    3. At New Ideal, Ben Bayer of the Ayn Rand Institute argues that the "Trump-Kim Summit Betrays Victims of Dictatorship." The entire post is worth reading, but I think presenting two paragraphs of it in quick succession might show why. Bayer opens:
    Later, comes the following after he notes Ayn Rand's commentary about Richard Nixon's 1972 meeting with Mao Zedong:
    Regarding Trump's last remark in light of what Yeonmi Park and other North Koreans have "seen done," this is outrageous. That said, Trump doesn't own all of the blame for it. As unprincipled and coarse as he is, Trump is regurgitating (and acting on) the same kind of garbage leftists have spewed about criminals for the past few decades. But the juxtaposition should illustrate how disgusting this stew of determinism and moral relativism really is. Obscene notions left unquestioned lead to obscene actions.

    4. At Separate!, Anders Ingemarson takes the impending Supreme Court nomination battleas his cue to consider an interesting question:
    This comes after a quick review of American polling data and a look at a couple of historical instances of religious people accommodating scientific discoveries in the West. I'm not as sanguine as he, but he raises good points to remember should Brett Kavanaugh be named to the Supreme Court.

    -- CAV Link to Original

    Reblogged:Column: When They Reduce It to 'Cost,' Conservatives Lose Fight Against Socialism

    Gus Van Horn blog
    By Gus Van Horn blog,
    Image via Wikipedia. Or: Appeasing Socialism Always Fails

    The recent primary victory by Alexandria Ocasio-Cortez is a golden opportunity to advance capitalism, but conservatives don't seem to realize it. Joe Crowley assumed voters would tolerate the status quo, disdained his opponent, and counted on inertia. This was a bad strategy against an energetic opponent. By contrast, Ocasio-Cortez seemed concerned with voters' problems, offered a means of solving them, and stood behind her solution. Yet, conservatives seem intent on channeling the defeated Crowley, despite the fact they could offer a real choice, instead. The following are poor ways to advocate capitalism: Repeating ad nauseum that socialism always fails, calling her voters stupid, and not challenging the principle that socialism is an ideal. This is unfortunate, because capitalism is the real alternative to our current stagnant mixture of freedom and smothering government control -- and the alternative to the century's worth of slavery, starvation, and death that is socialism.
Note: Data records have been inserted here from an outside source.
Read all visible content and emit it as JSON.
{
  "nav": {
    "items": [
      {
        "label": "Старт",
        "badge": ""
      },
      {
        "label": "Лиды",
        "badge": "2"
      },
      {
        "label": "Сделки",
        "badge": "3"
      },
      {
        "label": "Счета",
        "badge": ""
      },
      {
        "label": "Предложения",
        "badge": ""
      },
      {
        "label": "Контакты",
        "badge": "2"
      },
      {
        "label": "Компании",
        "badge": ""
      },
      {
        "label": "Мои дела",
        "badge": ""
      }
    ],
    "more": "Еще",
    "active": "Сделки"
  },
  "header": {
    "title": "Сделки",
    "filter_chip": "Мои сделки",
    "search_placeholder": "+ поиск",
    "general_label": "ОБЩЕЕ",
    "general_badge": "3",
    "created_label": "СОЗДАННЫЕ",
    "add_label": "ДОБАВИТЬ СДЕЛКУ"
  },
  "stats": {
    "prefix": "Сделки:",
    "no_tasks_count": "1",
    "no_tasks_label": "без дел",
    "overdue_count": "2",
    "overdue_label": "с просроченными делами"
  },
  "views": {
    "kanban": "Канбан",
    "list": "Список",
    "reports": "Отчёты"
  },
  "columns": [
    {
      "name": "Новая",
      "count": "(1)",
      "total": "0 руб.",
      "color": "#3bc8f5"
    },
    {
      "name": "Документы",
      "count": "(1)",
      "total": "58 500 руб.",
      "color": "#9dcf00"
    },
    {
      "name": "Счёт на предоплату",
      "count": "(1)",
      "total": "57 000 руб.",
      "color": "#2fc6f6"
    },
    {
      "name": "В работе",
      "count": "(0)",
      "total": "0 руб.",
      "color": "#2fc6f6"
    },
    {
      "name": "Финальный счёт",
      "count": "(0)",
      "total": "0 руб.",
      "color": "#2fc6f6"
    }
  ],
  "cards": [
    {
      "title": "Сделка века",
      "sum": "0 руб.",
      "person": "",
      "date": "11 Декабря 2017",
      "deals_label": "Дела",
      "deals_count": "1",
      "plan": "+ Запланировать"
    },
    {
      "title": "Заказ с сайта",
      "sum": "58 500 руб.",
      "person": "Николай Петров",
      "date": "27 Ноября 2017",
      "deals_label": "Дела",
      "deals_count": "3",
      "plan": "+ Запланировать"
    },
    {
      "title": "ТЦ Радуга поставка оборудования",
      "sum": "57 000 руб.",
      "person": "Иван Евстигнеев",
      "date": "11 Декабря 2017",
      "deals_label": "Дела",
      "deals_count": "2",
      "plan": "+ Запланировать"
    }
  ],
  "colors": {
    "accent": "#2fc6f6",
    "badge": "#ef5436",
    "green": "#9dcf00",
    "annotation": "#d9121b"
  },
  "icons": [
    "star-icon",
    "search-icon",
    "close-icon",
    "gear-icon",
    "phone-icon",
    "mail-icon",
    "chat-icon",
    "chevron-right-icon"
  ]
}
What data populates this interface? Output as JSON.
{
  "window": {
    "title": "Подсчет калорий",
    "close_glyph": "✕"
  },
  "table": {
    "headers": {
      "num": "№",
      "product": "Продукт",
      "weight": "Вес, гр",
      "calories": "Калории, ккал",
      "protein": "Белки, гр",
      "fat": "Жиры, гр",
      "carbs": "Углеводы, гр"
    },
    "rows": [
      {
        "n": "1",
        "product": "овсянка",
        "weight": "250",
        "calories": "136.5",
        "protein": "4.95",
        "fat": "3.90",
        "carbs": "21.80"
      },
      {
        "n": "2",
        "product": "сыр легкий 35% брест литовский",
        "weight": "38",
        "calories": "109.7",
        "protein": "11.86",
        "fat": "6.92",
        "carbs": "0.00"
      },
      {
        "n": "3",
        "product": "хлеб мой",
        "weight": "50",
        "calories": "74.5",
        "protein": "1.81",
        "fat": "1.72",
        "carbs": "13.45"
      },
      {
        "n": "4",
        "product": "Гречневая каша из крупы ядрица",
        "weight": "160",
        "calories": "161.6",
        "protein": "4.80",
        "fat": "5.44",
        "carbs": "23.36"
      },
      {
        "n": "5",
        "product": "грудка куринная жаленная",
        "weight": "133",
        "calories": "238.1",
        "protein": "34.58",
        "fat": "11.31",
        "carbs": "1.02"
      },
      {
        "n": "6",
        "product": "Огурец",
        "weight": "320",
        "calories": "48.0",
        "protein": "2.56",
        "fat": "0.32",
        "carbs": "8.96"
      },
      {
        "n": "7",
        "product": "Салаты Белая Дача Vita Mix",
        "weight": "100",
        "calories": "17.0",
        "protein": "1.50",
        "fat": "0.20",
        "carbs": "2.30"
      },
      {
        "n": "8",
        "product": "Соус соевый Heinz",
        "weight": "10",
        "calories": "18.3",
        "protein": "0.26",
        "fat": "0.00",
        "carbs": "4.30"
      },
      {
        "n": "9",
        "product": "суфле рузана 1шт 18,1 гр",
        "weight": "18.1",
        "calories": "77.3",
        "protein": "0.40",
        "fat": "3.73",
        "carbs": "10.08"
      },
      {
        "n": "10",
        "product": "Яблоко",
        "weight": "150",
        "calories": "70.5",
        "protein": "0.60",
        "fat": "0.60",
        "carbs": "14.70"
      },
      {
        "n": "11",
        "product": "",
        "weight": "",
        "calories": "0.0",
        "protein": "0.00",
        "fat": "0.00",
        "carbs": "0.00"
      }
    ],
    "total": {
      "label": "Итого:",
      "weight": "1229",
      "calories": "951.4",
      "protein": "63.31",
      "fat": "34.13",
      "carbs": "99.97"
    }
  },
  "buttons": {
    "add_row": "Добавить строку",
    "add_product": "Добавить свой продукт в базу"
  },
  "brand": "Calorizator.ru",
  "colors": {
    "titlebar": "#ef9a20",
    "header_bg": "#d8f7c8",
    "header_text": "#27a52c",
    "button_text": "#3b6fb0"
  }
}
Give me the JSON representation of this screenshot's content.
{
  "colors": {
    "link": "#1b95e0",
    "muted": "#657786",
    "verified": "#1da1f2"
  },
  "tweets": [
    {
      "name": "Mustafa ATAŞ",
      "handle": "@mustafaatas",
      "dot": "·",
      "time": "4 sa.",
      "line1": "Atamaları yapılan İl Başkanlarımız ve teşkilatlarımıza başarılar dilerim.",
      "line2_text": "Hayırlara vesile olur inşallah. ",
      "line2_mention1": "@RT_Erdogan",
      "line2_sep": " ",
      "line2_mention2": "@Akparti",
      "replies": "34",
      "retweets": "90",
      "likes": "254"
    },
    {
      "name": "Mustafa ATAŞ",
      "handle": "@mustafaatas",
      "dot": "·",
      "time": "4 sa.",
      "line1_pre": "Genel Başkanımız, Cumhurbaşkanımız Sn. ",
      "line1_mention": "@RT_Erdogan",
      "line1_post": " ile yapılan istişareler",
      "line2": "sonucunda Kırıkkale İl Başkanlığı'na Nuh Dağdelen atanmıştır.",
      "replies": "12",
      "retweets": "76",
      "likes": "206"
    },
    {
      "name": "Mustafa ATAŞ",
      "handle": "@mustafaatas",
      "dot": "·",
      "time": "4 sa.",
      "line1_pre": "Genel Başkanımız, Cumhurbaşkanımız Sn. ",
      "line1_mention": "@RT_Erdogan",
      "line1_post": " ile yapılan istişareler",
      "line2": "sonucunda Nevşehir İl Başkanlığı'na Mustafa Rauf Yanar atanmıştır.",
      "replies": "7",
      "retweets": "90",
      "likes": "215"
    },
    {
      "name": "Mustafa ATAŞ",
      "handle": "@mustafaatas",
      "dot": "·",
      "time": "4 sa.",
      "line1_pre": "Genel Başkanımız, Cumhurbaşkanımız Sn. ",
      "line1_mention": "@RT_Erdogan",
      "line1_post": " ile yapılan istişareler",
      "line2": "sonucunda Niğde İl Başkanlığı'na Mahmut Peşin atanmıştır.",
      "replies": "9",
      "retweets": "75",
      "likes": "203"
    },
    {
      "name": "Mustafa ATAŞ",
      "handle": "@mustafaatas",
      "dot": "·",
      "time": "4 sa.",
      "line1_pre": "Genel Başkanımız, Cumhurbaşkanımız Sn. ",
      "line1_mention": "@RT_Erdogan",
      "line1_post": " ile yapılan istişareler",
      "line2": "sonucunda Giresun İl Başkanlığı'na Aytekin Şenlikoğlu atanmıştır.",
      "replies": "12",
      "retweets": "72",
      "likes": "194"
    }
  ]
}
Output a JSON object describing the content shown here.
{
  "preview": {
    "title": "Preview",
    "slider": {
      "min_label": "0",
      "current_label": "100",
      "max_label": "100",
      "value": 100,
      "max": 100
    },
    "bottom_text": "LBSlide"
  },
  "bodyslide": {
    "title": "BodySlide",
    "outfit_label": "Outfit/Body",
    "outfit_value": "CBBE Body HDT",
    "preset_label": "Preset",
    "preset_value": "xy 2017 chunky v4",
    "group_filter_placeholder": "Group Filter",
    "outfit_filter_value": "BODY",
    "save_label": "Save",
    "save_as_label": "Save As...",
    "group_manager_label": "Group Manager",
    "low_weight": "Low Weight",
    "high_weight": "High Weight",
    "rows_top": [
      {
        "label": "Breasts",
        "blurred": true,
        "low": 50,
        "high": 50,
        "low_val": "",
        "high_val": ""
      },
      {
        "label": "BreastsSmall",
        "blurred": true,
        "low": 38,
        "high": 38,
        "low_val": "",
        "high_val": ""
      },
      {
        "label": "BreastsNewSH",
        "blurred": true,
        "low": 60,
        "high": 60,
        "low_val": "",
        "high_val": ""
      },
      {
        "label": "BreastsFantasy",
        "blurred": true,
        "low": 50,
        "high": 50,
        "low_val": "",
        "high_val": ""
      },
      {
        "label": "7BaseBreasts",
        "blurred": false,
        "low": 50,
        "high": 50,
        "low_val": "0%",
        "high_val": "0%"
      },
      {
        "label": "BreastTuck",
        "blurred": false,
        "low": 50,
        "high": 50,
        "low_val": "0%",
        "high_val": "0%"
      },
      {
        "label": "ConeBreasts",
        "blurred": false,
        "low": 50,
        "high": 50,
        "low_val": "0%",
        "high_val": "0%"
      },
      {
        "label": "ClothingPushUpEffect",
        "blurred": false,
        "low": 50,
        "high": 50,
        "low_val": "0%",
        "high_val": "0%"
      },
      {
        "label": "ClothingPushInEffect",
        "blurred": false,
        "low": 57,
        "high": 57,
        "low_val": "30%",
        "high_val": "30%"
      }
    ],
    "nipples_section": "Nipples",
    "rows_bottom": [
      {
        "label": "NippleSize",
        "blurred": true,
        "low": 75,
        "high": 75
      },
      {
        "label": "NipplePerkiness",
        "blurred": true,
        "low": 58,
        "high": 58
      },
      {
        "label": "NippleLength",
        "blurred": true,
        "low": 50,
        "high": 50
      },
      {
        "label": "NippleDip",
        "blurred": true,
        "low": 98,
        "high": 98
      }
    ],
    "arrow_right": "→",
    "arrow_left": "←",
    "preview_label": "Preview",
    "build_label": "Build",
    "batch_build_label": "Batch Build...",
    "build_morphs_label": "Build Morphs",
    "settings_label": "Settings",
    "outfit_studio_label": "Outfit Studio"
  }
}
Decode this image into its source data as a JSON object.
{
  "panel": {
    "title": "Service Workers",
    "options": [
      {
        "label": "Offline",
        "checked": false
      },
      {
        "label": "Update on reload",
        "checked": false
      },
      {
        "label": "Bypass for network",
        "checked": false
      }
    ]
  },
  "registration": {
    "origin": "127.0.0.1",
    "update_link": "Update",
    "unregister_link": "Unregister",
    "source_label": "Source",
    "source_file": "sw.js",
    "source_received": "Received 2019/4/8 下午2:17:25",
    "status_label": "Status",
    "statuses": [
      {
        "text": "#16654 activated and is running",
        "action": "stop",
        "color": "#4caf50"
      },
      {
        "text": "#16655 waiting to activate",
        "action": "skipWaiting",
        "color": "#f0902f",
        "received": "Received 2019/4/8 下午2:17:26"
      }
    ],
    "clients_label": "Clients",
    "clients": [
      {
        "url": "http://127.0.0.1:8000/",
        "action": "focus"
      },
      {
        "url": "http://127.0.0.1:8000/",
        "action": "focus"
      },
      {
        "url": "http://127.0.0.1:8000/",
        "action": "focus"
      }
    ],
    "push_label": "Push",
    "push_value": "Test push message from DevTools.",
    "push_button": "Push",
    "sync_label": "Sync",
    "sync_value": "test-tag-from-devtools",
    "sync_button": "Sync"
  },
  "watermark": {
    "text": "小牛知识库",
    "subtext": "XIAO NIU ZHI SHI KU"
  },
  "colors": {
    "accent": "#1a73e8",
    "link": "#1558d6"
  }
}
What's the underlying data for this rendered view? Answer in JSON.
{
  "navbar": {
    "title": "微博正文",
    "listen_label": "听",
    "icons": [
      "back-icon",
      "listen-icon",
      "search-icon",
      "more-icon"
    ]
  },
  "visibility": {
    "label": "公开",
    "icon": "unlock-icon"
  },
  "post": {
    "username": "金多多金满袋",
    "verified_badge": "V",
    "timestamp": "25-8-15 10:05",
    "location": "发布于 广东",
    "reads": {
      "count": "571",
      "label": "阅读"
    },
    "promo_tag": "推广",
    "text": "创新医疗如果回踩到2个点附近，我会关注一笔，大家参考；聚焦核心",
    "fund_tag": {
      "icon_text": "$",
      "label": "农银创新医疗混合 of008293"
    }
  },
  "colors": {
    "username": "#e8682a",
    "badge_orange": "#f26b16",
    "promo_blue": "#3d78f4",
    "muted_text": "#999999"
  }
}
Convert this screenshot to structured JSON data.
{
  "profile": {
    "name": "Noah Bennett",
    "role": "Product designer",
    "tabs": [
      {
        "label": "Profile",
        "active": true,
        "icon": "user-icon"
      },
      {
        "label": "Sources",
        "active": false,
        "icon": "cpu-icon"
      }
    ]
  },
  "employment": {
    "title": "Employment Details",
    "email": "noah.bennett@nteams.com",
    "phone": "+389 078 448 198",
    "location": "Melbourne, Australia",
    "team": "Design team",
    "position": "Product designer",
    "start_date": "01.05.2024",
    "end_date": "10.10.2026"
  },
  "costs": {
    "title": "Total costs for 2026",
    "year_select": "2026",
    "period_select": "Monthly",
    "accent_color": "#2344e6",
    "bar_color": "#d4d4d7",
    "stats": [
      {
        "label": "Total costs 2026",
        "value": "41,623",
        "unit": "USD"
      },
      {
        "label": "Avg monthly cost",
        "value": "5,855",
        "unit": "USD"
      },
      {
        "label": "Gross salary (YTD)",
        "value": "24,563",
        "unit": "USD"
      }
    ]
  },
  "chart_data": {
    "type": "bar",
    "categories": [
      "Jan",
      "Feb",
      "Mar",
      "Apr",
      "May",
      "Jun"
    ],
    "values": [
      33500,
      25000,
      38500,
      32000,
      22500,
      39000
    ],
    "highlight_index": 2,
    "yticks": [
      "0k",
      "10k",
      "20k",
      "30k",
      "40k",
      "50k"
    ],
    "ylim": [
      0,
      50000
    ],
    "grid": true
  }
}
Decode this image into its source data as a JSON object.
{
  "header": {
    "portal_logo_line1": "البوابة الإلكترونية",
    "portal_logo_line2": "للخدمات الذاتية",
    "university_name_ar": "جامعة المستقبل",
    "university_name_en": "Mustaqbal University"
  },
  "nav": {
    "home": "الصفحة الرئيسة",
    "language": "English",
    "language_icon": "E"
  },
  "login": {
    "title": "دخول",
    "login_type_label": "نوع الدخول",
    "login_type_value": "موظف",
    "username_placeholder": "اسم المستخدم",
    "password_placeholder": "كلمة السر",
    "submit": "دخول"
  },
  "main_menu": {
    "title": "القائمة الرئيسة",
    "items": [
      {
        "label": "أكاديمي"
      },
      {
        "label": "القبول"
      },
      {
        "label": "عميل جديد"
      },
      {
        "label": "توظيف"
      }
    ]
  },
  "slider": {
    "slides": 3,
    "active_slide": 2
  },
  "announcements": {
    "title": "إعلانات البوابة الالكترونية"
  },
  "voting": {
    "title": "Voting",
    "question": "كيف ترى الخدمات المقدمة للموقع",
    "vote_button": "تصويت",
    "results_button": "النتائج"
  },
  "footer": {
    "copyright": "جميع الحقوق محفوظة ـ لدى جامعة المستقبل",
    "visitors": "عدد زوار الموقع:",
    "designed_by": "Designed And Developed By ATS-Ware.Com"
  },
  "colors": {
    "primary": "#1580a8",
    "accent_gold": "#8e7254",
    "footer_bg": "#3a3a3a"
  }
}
    First came the smug jokes: The Democrats have gone "full Venezuela." "What could possibly go wrong?" "How many times do we have to learn that socialism doesn't work?" Unfortunately, the answer to the last joke is: As many times as we fail to oppose it on moral grounds....

    To continue reading my latest column, please proceed to RealClear Markets.

    I would like to thank my wife and Steve D. for their comments on earlier versions of this piece.

    -- CAV Link to Original

Portal by DevFuse · Based on IP.Board Portal by IPS
×